By Linda Looney-Bond
The first set of triplets delivered at Southern Regional Medical Center this year are bouncing baby boys and are doing well, according to Alisa Dent, clinical manager for the hospital's Special Care Nursery.
"They're doing fabulous; none of them are on any oxygen," said Dent.
Kenzo (4 pounds, 14 ounces), Kaito (4 pounds, 15 ounces), and Anji (5 pounds, eight ounces) were born just after 8 a.m., Tuesday morning to first-time parents, Maki Relova, 37, and Jeremy Relova, 36, of Peachtree City.
"I knew there was a possibility of multiple babies, because we went through IVF (In Vitro Fertilization), but I just didn't think it was going to happen to us," Maki Relova said. "So, I was pretty shocked, in a good way."
Typically, only one or two sets of triplets are born at Southern Regional per year, according to Dent. Twins are a lot more common.
"We get several sets of twins monthly. Sometimes, we do up to 10 to 15 sets of twins a month," including a set of twins born this week, on Tuesday, said Dent.
"On a score of one to 10, where 10 is the best, this was a 10.5," said Dr. Ade Aderibigbe, describing the delivery by cesarean section.
"When it comes to triplets ... most of the time, multiple births, especially triplets, are born by cesarean section," said Aderibigbe, who assisted with the delivery, and is the hospital's chief of pediatrics.
Maki Relova was originally scheduled to deliver at Piedmont Fayette Hospital in Fayetteville, but doctors decided to admit the mother-to-be to Southern Regional on Feb. 26, "mainly for bedrest and so we could keep a closer eye on those triplets," according to Aderibigbe.
The move to Southern Regional was made as a precaution, according to Dent. "We have a level-three NIC unit (neonatal intensive care). That means, we take care of sick, tiny babies," she said.
Relova, a native of Japan, has lived in the united states 14 years. The freelance Japanese language translator said she and her husband chose the babies' names carefully. She said Kenzo means three swords, referring to the three brothers. Kaito means "a person who opens his own path." And Anji means "a person who leads other people," said Maki.
Jeremy Relova, a mechanical engineer for a local company, said it will be a challenge raising three baby boys, but joked that it will be, "a lot better than raising three girls."
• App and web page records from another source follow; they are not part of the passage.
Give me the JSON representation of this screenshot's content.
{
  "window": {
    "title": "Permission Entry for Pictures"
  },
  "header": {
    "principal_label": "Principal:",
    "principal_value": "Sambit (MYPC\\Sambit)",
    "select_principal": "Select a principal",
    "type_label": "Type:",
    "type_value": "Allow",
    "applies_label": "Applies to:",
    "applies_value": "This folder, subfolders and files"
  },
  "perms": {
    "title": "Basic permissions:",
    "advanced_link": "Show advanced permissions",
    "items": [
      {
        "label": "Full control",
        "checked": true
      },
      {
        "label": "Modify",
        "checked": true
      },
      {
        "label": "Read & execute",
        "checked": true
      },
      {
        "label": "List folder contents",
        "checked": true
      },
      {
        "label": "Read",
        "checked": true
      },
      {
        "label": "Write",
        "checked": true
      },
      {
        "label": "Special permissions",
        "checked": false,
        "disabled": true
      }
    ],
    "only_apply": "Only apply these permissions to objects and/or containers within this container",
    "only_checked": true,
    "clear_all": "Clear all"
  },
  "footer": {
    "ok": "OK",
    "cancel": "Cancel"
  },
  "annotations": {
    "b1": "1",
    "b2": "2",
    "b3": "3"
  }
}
"My parents will be here to help out for about two months," said Maki, who added that her parents will travel from Japan. "The babies will be their first grandkids, so they're excited," she said.